=== Exercise data ===
* * * *

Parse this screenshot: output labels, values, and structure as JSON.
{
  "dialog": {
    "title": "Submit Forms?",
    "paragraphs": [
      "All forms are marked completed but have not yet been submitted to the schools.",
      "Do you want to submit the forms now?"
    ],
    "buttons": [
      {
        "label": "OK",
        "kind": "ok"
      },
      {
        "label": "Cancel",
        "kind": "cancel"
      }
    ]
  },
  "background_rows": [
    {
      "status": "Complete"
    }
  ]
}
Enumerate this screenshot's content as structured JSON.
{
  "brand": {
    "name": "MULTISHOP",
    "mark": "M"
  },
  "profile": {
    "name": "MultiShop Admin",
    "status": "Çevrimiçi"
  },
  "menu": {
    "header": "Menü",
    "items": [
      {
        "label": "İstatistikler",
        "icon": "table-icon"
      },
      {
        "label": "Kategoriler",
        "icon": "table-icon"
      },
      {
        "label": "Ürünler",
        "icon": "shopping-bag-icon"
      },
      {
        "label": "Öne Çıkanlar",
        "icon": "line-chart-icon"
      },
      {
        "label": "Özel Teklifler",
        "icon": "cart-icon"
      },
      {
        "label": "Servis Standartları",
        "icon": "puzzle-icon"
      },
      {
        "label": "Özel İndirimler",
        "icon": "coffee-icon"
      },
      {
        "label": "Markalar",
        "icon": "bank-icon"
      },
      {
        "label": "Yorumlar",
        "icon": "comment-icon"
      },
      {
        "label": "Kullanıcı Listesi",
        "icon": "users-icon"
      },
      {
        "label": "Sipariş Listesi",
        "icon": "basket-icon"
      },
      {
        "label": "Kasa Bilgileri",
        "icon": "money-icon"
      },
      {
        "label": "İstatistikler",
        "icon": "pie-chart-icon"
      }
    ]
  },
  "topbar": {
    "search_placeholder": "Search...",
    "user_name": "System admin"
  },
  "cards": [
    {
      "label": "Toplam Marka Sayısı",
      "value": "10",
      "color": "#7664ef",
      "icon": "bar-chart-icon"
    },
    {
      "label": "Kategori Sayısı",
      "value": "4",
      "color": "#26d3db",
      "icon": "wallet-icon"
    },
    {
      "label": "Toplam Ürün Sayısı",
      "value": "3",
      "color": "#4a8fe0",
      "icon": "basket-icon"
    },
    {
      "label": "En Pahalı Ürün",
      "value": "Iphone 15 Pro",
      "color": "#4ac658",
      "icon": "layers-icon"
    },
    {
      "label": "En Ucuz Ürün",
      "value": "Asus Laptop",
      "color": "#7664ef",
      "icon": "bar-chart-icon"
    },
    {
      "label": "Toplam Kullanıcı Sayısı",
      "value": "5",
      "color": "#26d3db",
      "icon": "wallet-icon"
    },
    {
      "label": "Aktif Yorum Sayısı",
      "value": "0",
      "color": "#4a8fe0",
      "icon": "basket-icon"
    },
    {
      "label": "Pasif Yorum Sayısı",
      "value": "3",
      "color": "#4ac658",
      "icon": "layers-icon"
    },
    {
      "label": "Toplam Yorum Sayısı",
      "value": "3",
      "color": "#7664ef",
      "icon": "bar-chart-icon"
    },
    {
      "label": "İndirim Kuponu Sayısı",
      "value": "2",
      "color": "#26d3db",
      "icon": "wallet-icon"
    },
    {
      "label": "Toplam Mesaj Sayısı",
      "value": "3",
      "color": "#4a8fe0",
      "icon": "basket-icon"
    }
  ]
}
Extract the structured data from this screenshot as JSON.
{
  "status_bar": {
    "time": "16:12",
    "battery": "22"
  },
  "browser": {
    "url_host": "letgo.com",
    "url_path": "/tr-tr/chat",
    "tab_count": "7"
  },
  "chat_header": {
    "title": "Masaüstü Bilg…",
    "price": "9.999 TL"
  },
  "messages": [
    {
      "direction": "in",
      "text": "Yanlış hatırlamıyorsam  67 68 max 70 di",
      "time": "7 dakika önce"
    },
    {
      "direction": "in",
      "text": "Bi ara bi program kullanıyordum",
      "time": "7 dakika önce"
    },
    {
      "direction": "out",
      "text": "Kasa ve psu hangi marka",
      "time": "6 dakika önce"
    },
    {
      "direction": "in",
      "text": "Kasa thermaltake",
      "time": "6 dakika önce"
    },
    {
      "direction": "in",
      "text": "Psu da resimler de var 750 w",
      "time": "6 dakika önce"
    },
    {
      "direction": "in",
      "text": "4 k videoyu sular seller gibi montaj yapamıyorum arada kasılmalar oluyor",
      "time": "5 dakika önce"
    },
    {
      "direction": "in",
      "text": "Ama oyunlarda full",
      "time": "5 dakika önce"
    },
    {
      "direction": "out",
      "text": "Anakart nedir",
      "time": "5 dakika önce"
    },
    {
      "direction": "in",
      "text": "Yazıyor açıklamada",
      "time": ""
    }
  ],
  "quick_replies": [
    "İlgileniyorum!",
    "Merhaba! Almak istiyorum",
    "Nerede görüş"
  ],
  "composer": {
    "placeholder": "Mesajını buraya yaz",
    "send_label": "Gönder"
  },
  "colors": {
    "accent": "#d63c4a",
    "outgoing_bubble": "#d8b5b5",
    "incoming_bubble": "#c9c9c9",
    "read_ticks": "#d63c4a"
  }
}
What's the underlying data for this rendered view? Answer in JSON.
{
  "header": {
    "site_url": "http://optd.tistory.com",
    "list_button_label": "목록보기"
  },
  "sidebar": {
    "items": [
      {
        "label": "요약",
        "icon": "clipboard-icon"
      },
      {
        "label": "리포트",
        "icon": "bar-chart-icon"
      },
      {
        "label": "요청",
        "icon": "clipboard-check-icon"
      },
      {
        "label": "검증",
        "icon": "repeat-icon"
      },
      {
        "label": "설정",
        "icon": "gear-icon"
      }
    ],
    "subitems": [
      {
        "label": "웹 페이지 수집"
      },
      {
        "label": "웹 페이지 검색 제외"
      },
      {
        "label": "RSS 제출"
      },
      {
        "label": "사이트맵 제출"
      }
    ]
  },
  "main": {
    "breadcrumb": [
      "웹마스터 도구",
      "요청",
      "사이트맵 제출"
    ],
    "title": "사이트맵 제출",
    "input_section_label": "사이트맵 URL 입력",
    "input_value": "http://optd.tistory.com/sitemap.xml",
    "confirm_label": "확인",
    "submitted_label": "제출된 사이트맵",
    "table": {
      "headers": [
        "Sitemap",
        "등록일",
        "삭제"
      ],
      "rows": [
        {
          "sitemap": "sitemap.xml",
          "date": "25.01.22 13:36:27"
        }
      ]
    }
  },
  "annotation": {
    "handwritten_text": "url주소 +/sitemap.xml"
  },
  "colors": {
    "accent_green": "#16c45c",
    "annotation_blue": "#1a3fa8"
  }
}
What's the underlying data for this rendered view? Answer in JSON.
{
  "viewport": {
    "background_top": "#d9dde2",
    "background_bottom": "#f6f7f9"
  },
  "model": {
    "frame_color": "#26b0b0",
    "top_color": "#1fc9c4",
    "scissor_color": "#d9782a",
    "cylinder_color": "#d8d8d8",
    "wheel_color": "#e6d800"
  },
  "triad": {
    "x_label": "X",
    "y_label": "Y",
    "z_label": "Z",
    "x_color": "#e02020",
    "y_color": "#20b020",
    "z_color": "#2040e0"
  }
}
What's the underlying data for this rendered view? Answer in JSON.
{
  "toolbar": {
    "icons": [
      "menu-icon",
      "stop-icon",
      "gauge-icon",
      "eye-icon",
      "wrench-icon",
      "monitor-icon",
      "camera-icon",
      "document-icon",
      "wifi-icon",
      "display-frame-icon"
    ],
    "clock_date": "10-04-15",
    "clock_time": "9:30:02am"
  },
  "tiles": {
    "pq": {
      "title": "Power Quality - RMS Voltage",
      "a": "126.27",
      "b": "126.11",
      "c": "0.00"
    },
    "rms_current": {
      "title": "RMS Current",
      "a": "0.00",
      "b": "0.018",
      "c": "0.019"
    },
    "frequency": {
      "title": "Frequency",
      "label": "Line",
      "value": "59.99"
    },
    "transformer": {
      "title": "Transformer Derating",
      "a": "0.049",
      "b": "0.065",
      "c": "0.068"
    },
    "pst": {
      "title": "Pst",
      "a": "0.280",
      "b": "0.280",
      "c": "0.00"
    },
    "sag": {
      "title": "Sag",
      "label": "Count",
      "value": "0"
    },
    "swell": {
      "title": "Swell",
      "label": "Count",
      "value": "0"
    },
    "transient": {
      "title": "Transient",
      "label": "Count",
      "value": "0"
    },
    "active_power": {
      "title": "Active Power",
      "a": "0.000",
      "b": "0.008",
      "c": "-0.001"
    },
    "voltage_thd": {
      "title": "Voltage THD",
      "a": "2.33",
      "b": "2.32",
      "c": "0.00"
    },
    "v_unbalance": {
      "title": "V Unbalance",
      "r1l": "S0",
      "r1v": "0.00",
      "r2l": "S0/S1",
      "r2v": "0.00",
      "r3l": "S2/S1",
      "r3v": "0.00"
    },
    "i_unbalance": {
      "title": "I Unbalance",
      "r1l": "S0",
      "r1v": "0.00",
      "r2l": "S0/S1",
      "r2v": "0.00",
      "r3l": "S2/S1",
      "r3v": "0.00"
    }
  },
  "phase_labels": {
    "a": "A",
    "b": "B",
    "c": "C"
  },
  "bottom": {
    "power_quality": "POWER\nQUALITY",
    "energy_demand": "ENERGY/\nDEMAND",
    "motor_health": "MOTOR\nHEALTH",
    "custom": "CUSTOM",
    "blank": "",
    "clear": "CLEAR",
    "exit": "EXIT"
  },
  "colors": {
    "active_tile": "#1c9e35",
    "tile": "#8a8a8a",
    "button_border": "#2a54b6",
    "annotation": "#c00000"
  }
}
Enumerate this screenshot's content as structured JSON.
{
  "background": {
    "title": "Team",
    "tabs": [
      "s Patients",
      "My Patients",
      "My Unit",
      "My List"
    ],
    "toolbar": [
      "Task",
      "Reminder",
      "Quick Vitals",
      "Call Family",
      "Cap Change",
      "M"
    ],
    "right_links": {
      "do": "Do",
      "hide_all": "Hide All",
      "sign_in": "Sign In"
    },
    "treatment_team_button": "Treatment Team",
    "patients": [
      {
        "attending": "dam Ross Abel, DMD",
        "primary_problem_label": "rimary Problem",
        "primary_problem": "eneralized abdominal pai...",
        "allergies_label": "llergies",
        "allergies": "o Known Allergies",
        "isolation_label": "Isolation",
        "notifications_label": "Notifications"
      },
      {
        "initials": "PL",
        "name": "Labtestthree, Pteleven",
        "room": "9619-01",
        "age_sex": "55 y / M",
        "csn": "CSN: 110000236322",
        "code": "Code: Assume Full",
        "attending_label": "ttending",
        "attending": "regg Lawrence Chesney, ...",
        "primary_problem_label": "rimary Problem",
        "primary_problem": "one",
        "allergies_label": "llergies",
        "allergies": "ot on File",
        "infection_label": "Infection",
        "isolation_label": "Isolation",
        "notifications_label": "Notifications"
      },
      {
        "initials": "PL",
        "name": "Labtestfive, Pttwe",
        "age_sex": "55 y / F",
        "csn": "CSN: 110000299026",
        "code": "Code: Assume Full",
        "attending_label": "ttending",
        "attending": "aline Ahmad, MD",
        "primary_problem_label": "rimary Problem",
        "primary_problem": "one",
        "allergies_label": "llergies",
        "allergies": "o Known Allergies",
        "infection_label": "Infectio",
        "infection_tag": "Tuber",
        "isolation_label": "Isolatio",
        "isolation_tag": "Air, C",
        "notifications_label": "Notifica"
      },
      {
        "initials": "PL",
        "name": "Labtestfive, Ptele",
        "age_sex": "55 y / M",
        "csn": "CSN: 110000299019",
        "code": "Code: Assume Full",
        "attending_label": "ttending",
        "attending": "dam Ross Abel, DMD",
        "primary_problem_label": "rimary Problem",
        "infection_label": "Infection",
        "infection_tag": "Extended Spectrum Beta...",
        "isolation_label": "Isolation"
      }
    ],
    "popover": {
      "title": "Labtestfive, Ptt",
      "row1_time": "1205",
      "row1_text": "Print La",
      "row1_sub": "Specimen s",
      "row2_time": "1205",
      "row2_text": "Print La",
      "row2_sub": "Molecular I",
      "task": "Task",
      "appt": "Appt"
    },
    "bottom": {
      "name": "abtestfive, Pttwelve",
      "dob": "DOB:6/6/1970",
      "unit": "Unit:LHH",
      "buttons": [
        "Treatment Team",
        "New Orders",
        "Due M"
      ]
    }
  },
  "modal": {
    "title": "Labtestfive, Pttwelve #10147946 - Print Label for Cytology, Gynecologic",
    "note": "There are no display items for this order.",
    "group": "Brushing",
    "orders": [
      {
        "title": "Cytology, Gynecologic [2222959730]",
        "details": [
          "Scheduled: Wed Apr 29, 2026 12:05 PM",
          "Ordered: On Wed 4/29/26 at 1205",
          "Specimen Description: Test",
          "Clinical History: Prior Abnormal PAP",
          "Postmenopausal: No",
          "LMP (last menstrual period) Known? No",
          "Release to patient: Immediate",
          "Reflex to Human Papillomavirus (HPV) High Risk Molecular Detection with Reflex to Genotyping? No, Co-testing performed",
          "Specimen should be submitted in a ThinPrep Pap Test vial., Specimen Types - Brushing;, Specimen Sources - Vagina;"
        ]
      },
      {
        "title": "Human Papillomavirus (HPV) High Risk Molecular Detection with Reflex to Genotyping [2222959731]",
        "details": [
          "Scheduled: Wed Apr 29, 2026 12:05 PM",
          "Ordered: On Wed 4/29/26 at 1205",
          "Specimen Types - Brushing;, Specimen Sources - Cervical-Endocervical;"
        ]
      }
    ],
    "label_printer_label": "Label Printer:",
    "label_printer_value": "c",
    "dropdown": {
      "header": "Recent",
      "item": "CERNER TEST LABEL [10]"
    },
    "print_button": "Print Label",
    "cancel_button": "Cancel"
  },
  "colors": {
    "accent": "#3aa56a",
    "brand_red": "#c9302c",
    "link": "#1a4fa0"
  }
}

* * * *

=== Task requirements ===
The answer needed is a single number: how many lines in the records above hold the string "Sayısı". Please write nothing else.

=== Worked solution ===
9